Registration is now underway for these and other Spring Evergreen Forum courses presented under the auspices of the Princeton Senior Resource Center. Classes meet once a week for four to eight weeks, beginning on February 29. Participants may register online by mail, or in person at PSRC. more

After the mass shooting at Emmanuel A.M.E. Church in Charleston, S.C. last June, a group of parishioners from Trinity Church began to meet regularly to explore the history and meaning of white supremacy. Those discussions led to another eight weeks of study, this time on the roots of white supremacy in the history and theology of Christianity.

Now, those parishioners, led by Associate Rector Nancy J. Hagner, have decided it is time to do more than talk. Beginning Saturday, January 16, in commemoration of Martin Luther King’s birthday, a weekend-long prayer vigil will be held. The focus is on the issue of mass incarceration and solitary confinement. To bring that reality home, a replica of a solitary confinement cell will be on display, courtesy of the Trenton/Princeton chapters of the Campaign to End the New Jim Crow “Out the Box” initiative. more

Art Groya

GETTYSBURG: An artist reception for Cynthia Groya’s “150 Years After the Civil War: A Contemporary Perspective,” will take place on Sunday, January 24 from 3 to 5 p.m. at the Nassau Club, located at 6 Mercer Street in Princeton. Groya taught at Bucks County Community College and Newtown Friends School before founding C.A.P.S. (Cultural Arts in Progress), an interdisciplinary art school in Yardley. She resides in Princeton.

The Nassau Club will host an artist reception for Cynthia Groya’s “The Civil War: A Contemporary Perspective” on Sunday, January 24 from 3 to 5 p.m. The exhibit will be on view through March 6.

Groya’s “Civil War” exhibit, expresses a conversation about the struggle for equal rights, which can be traced back to the Civil War, which ended 150 years ago. The outcome of that war preserved the Union, but the struggle for equal rights continues. The abstract landscapes, exteriors, and interiors of Groya’s paintings are done on multiple surfaces of plexiglass. The hope is that these works inspire reflection amongst viewers.  more
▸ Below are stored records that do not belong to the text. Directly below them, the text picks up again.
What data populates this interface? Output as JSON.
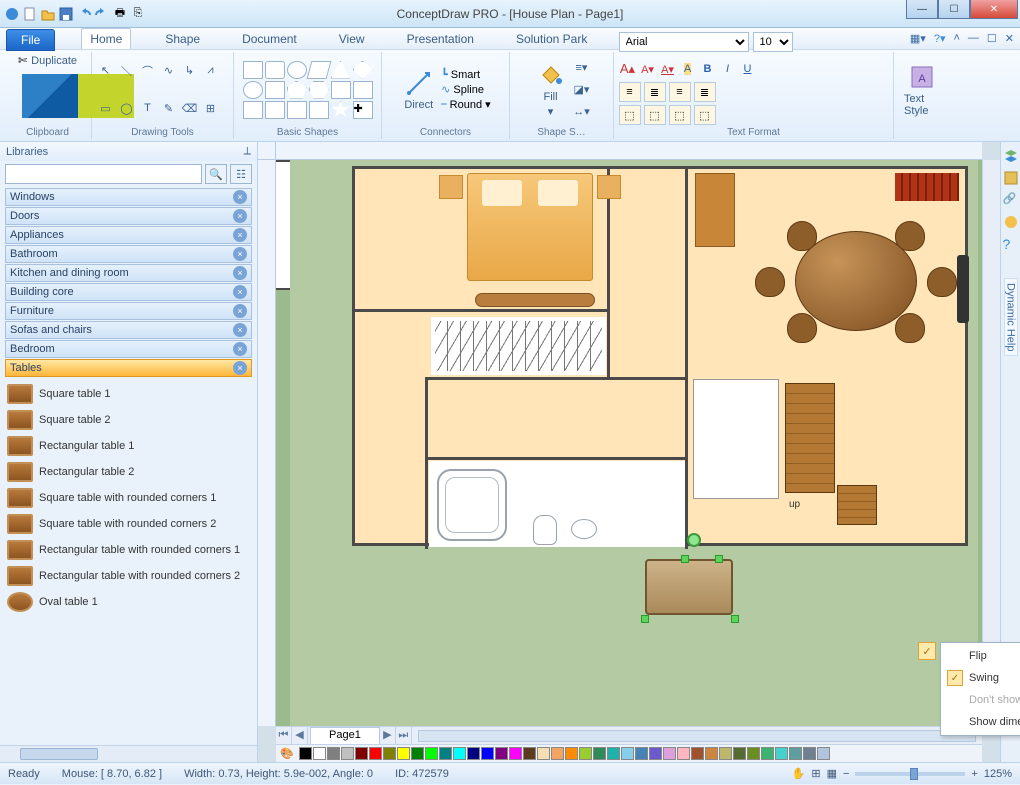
{
  "title": "ConceptDraw PRO - [House Plan - Page1]",
  "menubar": {
    "file": "File",
    "tabs": [
      "Home",
      "Shape",
      "Document",
      "View",
      "Presentation",
      "Solution Park"
    ],
    "active": 0
  },
  "ribbon": {
    "clipboard": {
      "label": "Clipboard",
      "duplicate": "Duplicate"
    },
    "drawing": {
      "label": "Drawing Tools"
    },
    "basic": {
      "label": "Basic Shapes"
    },
    "connectors": {
      "label": "Connectors",
      "direct": "Direct",
      "smart": "Smart",
      "spline": "Spline",
      "round": "Round"
    },
    "fill": {
      "label": "Shape S…",
      "fill": "Fill"
    },
    "textfmt": {
      "label": "Text Format",
      "font": "Arial",
      "size": "10"
    },
    "textstyle": {
      "label": "",
      "btn": "Text Style"
    }
  },
  "libs": {
    "title": "Libraries",
    "categories": [
      "Windows",
      "Doors",
      "Appliances",
      "Bathroom",
      "Kitchen and dining room",
      "Building core",
      "Furniture",
      "Sofas and chairs",
      "Bedroom",
      "Tables"
    ],
    "selected": "Tables",
    "shapes": [
      "Square table 1",
      "Square table 2",
      "Rectangular table 1",
      "Rectangular table 2",
      "Square table with rounded corners 1",
      "Square table with rounded corners 2",
      "Rectangular table with rounded corners 1",
      "Rectangular table with rounded corners 2",
      "Oval table 1"
    ]
  },
  "canvas": {
    "up": "up"
  },
  "context_menu": {
    "items": [
      {
        "label": "Flip",
        "check": false,
        "disabled": false
      },
      {
        "label": "Swing",
        "check": true,
        "disabled": false
      },
      {
        "label": "Don't show units",
        "check": false,
        "disabled": true
      },
      {
        "label": "Show dimensions",
        "check": false,
        "disabled": false
      }
    ]
  },
  "page_tab": "Page1",
  "status": {
    "ready": "Ready",
    "mouse": "Mouse: [ 8.70, 6.82 ]",
    "dims": "Width: 0.73,  Height: 5.9e-002,  Angle: 0",
    "id": "ID: 472579",
    "zoom": "125%"
  },
  "colors": [
    "#000",
    "#fff",
    "#7f7f7f",
    "#c0c0c0",
    "#800000",
    "#f00",
    "#808000",
    "#ff0",
    "#008000",
    "#0f0",
    "#008080",
    "#0ff",
    "#000080",
    "#00f",
    "#800080",
    "#f0f",
    "#5b3a1e",
    "#f5deb3",
    "#f4a460",
    "#ff8c00",
    "#9acd32",
    "#2e8b57",
    "#20b2aa",
    "#87ceeb",
    "#4682b4",
    "#6a5acd",
    "#dda0dd",
    "#ffb6c1",
    "#a0522d",
    "#cd853f",
    "#bdb76b",
    "#556b2f",
    "#6b8e23",
    "#3cb371",
    "#48d1cc",
    "#5f9ea0",
    "#708090",
    "#b0c4de"
  ],
  "dyn_help": "Dynamic Help"
}
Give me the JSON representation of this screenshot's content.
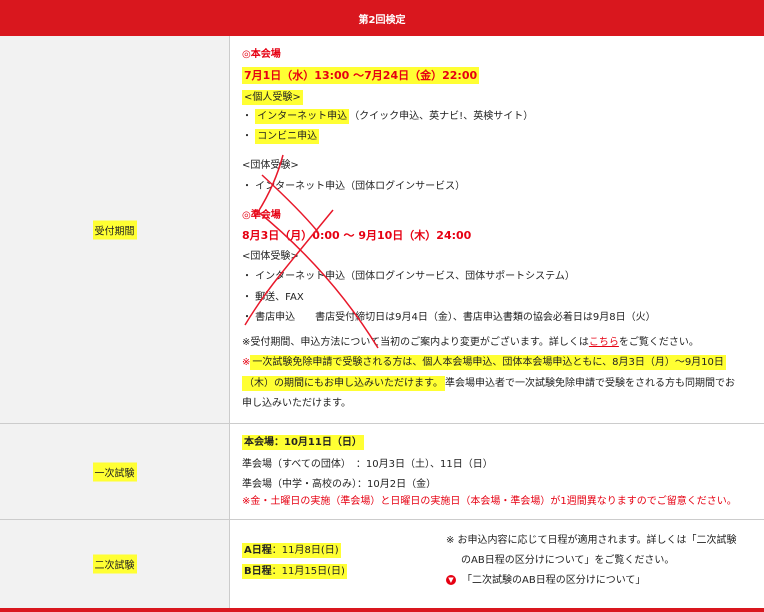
{
  "header": {
    "title": "第2回検定"
  },
  "reception": {
    "label": "受付期間",
    "main_venue": {
      "heading": "◎本会場",
      "period": "7月1日（水）13:00 ～7月24日（金）22:00",
      "individual_heading": "<個人受験>",
      "individual_items": [
        {
          "bullet": "・",
          "highlight": "インターネット申込",
          "rest": "（クイック申込、英ナビ!、英検サイト）"
        },
        {
          "bullet": "・",
          "highlight": "コンビニ申込",
          "rest": ""
        }
      ],
      "group_heading": "<団体受験>",
      "group_items": [
        "・ インターネット申込（団体ログインサービス）"
      ]
    },
    "sub_venue": {
      "heading": "◎準会場",
      "period": "8月3日（月）0:00 ～ 9月10日（木）24:00",
      "group_heading": "<団体受験>",
      "items": [
        "・ インターネット申込（団体ログインサービス、団体サポートシステム）",
        "・ 郵送、FAX",
        "・ 書店申込　　書店受付締切日は9月4日（金）、書店申込書類の協会必着日は9月8日（火）"
      ]
    },
    "notes": {
      "note1_before": "※受付期間、申込方法について当初のご案内より変更がございます。詳しくは",
      "note1_link": "こちら",
      "note1_after": "をご覧ください。",
      "note2_prefix": "※",
      "note2_line1": "一次試験免除申請で受験される方は、個人本会場申込、団体本会場申込ともに、8月3日（月）～9月10日",
      "note2_line2_hl": "（木）の期間にもお申し込みいただけます。",
      "note2_line2_rest": "準会場申込者で一次試験免除申請で受験をされる方も同期間でお",
      "note2_line3": "申し込みいただけます。"
    }
  },
  "first_exam": {
    "label": "一次試験",
    "main": "本会場：10月11日（日）",
    "sub_all": "準会場（すべての団体）　：10月3日（土）、11日（日）",
    "sub_school": "準会場（中学・高校のみ）：10月2日（金）",
    "warning": "※金・土曜日の実施（準会場）と日曜日の実施日（本会場・準会場）が1週間異なりますのでご留意ください。"
  },
  "second_exam": {
    "label": "二次試験",
    "a_label": "A日程",
    "a_date": "：11月8日(日)",
    "b_label": "B日程",
    "b_date": "：11月15日(日)",
    "note_line1": "※  お申込内容に応じて日程が適用されます。詳しくは「二次試験",
    "note_line2": "のAB日程の区分けについて」をご覧ください。",
    "link_icon": "chevron-down-circle-icon",
    "link_text": "「二次試験のAB日程の区分けについて」"
  },
  "colors": {
    "brand_red": "#d9171e",
    "text_red": "#e60012",
    "highlight": "#ffff33",
    "annotation_red": "#e8182a"
  }
}
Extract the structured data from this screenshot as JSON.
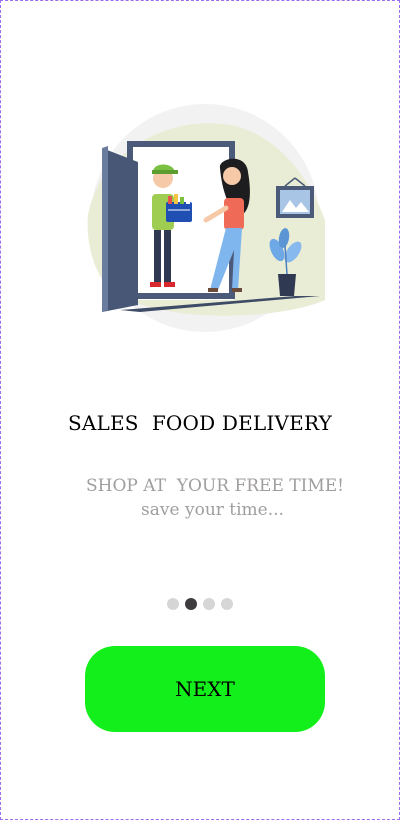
{
  "onboarding": {
    "title": "SALES  FOOD DELIVERY",
    "subtitle": "SHOP AT  YOUR FREE TIME!",
    "subtitle_sub": "save your time...",
    "page_indicator": {
      "total": 4,
      "active_index": 1
    },
    "next_label": "NEXT"
  },
  "colors": {
    "accent": "#12ef1a",
    "title_text": "#000000",
    "subtitle_text": "#a09d9d",
    "dot_inactive": "#d6d6d6",
    "dot_active": "#3f3c40"
  },
  "illustration": "delivery-person-handing-grocery-basket-at-door"
}
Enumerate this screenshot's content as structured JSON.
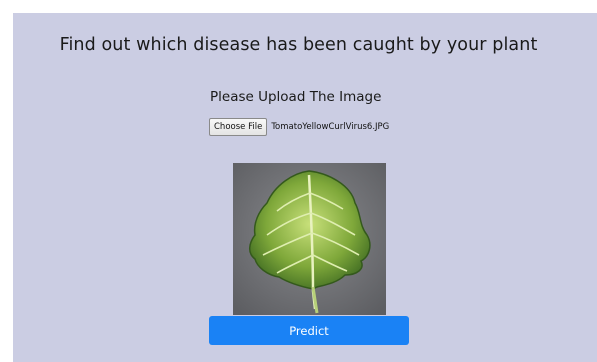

Gaslight

Metuchen-based Raconteur Radio presents a staged radio play of Gaslight Sunday, January 24, at 3 p.m. in the Community Room at Princeton Public Library. The production is adapted from the 1938 Patrick Hamilton play about an opera singer whose husband attempts to drive her insane and the Scotland Yard detective who intervenes on her behalf.

Featuring Laurence Mintz, Jason Jackson, and Danielle Illario, the 55-minute production includes theatrical lighting, period costumes, Golden Age radio equipment, sound effects, and vintage commercials.  more

Art Stuart

UNIVERSAL RHYTHMS 1: This piece is one of the paintings by Alan Taback, and are part of the Painters’ Paradise Art Exhibition on display in the Considine Gallery at Stuart Country Day School of the Sacred Heart in Princeton until February 25, 2016.

The public is invited to view the exhibit on display at Stuart’s Considine Gallery, until February 25, 2016 featuring the works of Silvère Boureau and Alan Taback. The gallery is open from 8 a.m. to 6 p.m. Monday through Friday, when school is in session.

Silvère Boureau grew up in France surrounded by a family of artists, sculptors and writers. When he came from France in 1982, he was primarily an expressionist painter of the human form, however, he was heavily influenced by American landscape and its interpretation by nineteenth century luminists. Silvère draws inspiration from the remote wilderness, especially his experiences in the backwoods of Maine, the Adirondack Mountains and the Grand Canyon. To stand on a mountaintop and look as far as the eye can see without encountering any mark of human intervention remains an exhilarating experience for him.  more